*** Given data Section Begins ***

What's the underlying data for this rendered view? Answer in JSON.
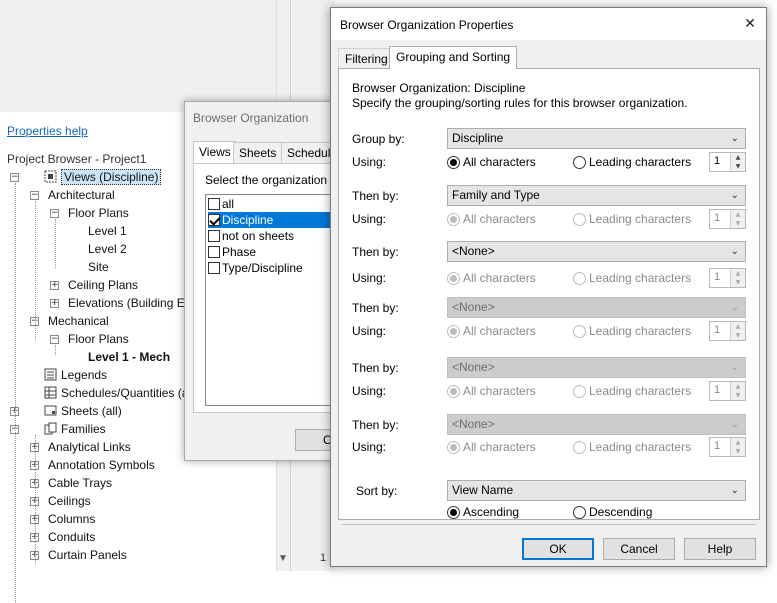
{
  "project_browser": {
    "properties_help": "Properties help",
    "title": "Project Browser - Project1",
    "tree": [
      {
        "label": "Views (Discipline)",
        "expander": "−",
        "icon": "views-icon",
        "selected": true
      },
      {
        "label": "Architectural",
        "expander": "−"
      },
      {
        "label": "Floor Plans",
        "expander": "−"
      },
      {
        "label": "Level 1"
      },
      {
        "label": "Level 2"
      },
      {
        "label": "Site"
      },
      {
        "label": "Ceiling Plans",
        "expander": "+"
      },
      {
        "label": "Elevations (Building E",
        "expander": "+"
      },
      {
        "label": "Mechanical",
        "expander": "−"
      },
      {
        "label": "Floor Plans",
        "expander": "−"
      },
      {
        "label": "Level 1 - Mech",
        "bold": true
      },
      {
        "label": "Legends",
        "icon": "legend-icon"
      },
      {
        "label": "Schedules/Quantities (all)",
        "icon": "schedule-icon"
      },
      {
        "label": "Sheets (all)",
        "expander": "+",
        "icon": "sheet-icon"
      },
      {
        "label": "Families",
        "expander": "−",
        "icon": "family-icon"
      },
      {
        "label": "Analytical Links",
        "expander": "+"
      },
      {
        "label": "Annotation Symbols",
        "expander": "+"
      },
      {
        "label": "Cable Trays",
        "expander": "+"
      },
      {
        "label": "Ceilings",
        "expander": "+"
      },
      {
        "label": "Columns",
        "expander": "+"
      },
      {
        "label": "Conduits",
        "expander": "+"
      },
      {
        "label": "Curtain Panels",
        "expander": "+"
      }
    ],
    "bottom_text": "1 :"
  },
  "browser_org": {
    "title": "Browser Organization",
    "tabs": [
      "Views",
      "Sheets",
      "Schedules"
    ],
    "select_text": "Select the organization sch",
    "items": [
      {
        "label": "all",
        "checked": false
      },
      {
        "label": "Discipline",
        "checked": true
      },
      {
        "label": "not on sheets",
        "checked": false
      },
      {
        "label": "Phase",
        "checked": false
      },
      {
        "label": "Type/Discipline",
        "checked": false
      }
    ],
    "ok_fragment": "O"
  },
  "bop": {
    "title": "Browser Organization Properties",
    "close_glyph": "✕",
    "tabs": {
      "filtering": "Filtering",
      "grouping": "Grouping and Sorting"
    },
    "org_line": "Browser Organization: Discipline",
    "desc_line": "Specify the grouping/sorting rules for this browser organization.",
    "labels": {
      "using": "Using:",
      "all_chars": "All characters",
      "leading_chars": "Leading characters"
    },
    "groups": [
      {
        "label": "Group by:",
        "value": "Discipline",
        "enabled": true,
        "count": "1"
      },
      {
        "label": "Then by:",
        "value": "Family and Type",
        "enabled": true,
        "count": "1"
      },
      {
        "label": "Then by:",
        "value": "<None>",
        "enabled": true,
        "count": "1"
      },
      {
        "label": "Then by:",
        "value": "<None>",
        "enabled": false,
        "count": "1"
      },
      {
        "label": "Then by:",
        "value": "<None>",
        "enabled": false,
        "count": "1"
      },
      {
        "label": "Then by:",
        "value": "<None>",
        "enabled": false,
        "count": "1"
      }
    ],
    "sort": {
      "label": "Sort by:",
      "value": "View Name",
      "ascending": "Ascending",
      "descending": "Descending"
    },
    "buttons": {
      "ok": "OK",
      "cancel": "Cancel",
      "help": "Help"
    }
  }
}
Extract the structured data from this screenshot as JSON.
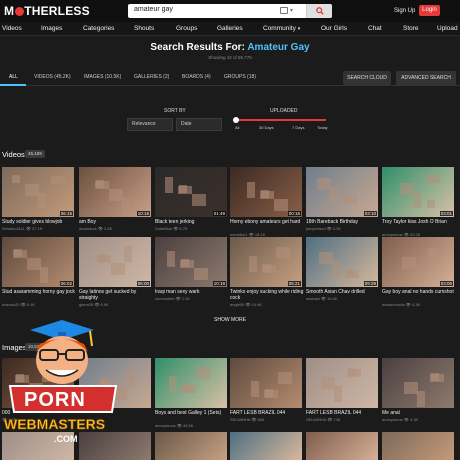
{
  "header": {
    "logo": "MOTHERLESS",
    "search_value": "amateur gay",
    "signup": "Sign Up",
    "login": "Login"
  },
  "nav": [
    "Videos",
    "Images",
    "Categories",
    "Shouts",
    "Groups",
    "Galleries",
    "Community",
    "Our Girls",
    "Chat",
    "Store",
    "Upload"
  ],
  "results": {
    "prefix": "Search Results For:",
    "query": "Amateur Gay",
    "subtitle": "Showing 42 of 55,775"
  },
  "tabs": [
    "ALL",
    "VIDEOS (45.2K)",
    "IMAGES (10.5K)",
    "GALLERIES (2)",
    "BOARDS (4)",
    "GROUPS (18)"
  ],
  "buttons": {
    "search_cloud": "SEARCH CLOUD",
    "advanced": "ADVANCED SEARCH"
  },
  "sort": {
    "label": "SORT BY",
    "options": [
      "Relevance",
      "Date"
    ]
  },
  "uploaded": {
    "label": "UPLOADED",
    "stops": [
      "All",
      "30 Days",
      "7 Days",
      "Today"
    ]
  },
  "videos": {
    "heading": "Videos",
    "count": "45,159",
    "row1": [
      {
        "title": "Study soldier gives blowjob",
        "user": "Winston4111",
        "views": "37.1K",
        "dur": "06:15"
      },
      {
        "title": "am Boy",
        "user": "doomdork",
        "views": "2.5K",
        "dur": "10:19"
      },
      {
        "title": "Black teen jerking",
        "user": "DidieBlue",
        "views": "6.7K",
        "dur": "01:49"
      },
      {
        "title": "Horny ebony amateurs get hard",
        "user": "menefuk1",
        "views": "18.1K",
        "dur": "00:15"
      },
      {
        "title": "18th Bareback Birthday",
        "user": "juicyredrod",
        "views": "3.2K",
        "dur": "03:10"
      },
      {
        "title": "Troy Taylor kiss Josh O Brian",
        "user": "anonymous",
        "views": "20.2K",
        "dur": "03:01"
      }
    ],
    "row2": [
      {
        "title": "Stud asaramming horny gay jock",
        "user": "marcus20",
        "views": "9.1K",
        "dur": "06:02"
      },
      {
        "title": "Gay latinos get sucked by straighty",
        "user": "glenn25",
        "views": "6.9K",
        "dur": "06:00"
      },
      {
        "title": "Iraqi man sexy wark",
        "user": "zoomodein",
        "views": "1.1K",
        "dur": "10:19"
      },
      {
        "title": "Twinks enjoy sucking while riding cock",
        "user": "angie00",
        "views": "10.9K",
        "dur": "05:21"
      },
      {
        "title": "Smooth Asian Chav drilled",
        "user": "assbast",
        "views": "10.5K",
        "dur": "09:29"
      },
      {
        "title": "Gay boy anal no hands cumshot",
        "user": "wooworooda",
        "views": "4.3K",
        "dur": "03:00"
      }
    ],
    "show_more": "SHOW MORE"
  },
  "images": {
    "heading": "Images",
    "count": "10,539",
    "row1": [
      {
        "title": "000",
        "user": "",
        "views": "1.2K"
      },
      {
        "title": "",
        "user": "",
        "views": ""
      },
      {
        "title": "Boys and best Galley 1 (Sets)",
        "user": "anonymous",
        "views": "46.5K"
      },
      {
        "title": "FART LESB BRAZIL 044",
        "user": "SELMINHA",
        "views": "665"
      },
      {
        "title": "FART LESB BRAZIL 044",
        "user": "SELMINHA",
        "views": "738"
      },
      {
        "title": "Me anal",
        "user": "anonymous",
        "views": "4.3K"
      }
    ]
  },
  "watermark": {
    "line1": "PORN",
    "line2": "WEBMASTERS",
    "line3": ".COM"
  }
}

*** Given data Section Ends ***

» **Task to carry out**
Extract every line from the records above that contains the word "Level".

» **Task result**
        "label": "Level 1"
        "label": "Level 2"
        "label": "Level 1 - Mech",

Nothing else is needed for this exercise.